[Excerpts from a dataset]
--------------------------------------------------
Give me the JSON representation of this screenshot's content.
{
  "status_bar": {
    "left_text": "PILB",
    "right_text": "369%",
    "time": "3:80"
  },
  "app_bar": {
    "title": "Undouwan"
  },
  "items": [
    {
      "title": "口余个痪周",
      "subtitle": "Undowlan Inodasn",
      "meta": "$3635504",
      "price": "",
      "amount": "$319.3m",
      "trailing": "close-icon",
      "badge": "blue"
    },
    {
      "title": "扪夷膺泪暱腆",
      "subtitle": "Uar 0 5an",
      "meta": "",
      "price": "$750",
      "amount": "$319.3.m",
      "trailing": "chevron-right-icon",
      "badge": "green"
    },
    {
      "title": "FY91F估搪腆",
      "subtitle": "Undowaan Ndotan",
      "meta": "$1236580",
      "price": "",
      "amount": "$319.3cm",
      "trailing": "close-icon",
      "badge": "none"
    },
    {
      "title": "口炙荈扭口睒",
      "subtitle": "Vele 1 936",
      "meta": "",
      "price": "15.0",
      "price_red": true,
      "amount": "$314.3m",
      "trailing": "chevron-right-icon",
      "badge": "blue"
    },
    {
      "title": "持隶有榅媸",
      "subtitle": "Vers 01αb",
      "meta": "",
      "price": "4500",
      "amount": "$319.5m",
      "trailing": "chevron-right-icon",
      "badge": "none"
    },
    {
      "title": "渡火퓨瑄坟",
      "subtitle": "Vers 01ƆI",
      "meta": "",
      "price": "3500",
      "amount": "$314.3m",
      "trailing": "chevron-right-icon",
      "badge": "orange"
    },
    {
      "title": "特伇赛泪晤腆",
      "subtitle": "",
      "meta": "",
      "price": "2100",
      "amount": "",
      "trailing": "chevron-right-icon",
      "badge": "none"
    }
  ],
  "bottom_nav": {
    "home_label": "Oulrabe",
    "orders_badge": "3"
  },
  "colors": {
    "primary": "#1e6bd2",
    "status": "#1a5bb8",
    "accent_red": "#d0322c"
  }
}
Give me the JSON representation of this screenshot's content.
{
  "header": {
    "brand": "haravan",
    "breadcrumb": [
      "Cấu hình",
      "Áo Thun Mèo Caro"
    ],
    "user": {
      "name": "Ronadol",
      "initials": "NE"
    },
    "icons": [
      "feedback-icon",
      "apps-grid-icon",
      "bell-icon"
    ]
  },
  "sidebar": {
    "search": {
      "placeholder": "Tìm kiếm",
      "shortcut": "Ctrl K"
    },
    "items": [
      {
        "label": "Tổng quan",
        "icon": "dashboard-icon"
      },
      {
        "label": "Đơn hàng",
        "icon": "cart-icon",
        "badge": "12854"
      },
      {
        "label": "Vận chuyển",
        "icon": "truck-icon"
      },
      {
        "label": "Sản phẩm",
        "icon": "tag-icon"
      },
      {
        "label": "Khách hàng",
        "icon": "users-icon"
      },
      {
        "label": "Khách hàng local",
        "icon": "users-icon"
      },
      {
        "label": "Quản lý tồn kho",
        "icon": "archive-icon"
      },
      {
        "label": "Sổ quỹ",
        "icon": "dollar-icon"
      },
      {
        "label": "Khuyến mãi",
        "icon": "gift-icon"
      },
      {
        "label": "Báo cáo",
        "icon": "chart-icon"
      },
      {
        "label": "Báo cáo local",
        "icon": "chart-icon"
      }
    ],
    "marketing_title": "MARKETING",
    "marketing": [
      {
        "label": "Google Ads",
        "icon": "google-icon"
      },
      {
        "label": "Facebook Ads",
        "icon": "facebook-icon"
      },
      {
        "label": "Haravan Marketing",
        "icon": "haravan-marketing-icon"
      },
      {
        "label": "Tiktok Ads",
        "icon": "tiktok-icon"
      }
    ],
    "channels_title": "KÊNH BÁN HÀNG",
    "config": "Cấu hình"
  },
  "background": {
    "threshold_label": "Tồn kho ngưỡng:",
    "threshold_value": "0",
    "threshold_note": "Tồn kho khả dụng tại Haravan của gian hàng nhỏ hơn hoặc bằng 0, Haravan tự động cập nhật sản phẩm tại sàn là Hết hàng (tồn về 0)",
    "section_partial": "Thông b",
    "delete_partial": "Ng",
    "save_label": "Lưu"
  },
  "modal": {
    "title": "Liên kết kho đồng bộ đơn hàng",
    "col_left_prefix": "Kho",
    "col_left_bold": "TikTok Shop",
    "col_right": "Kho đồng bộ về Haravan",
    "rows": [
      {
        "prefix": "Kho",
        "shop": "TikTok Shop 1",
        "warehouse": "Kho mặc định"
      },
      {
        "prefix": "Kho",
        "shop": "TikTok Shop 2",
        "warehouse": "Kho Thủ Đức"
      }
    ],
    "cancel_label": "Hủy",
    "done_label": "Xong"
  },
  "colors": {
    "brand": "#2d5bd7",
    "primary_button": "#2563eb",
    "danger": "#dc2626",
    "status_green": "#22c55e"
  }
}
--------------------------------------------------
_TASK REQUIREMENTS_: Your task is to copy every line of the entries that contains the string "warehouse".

_ANSWER TO THIS PROBLEM_:
        "warehouse": "Kho mặc định"
        "warehouse": "Kho Thủ Đức"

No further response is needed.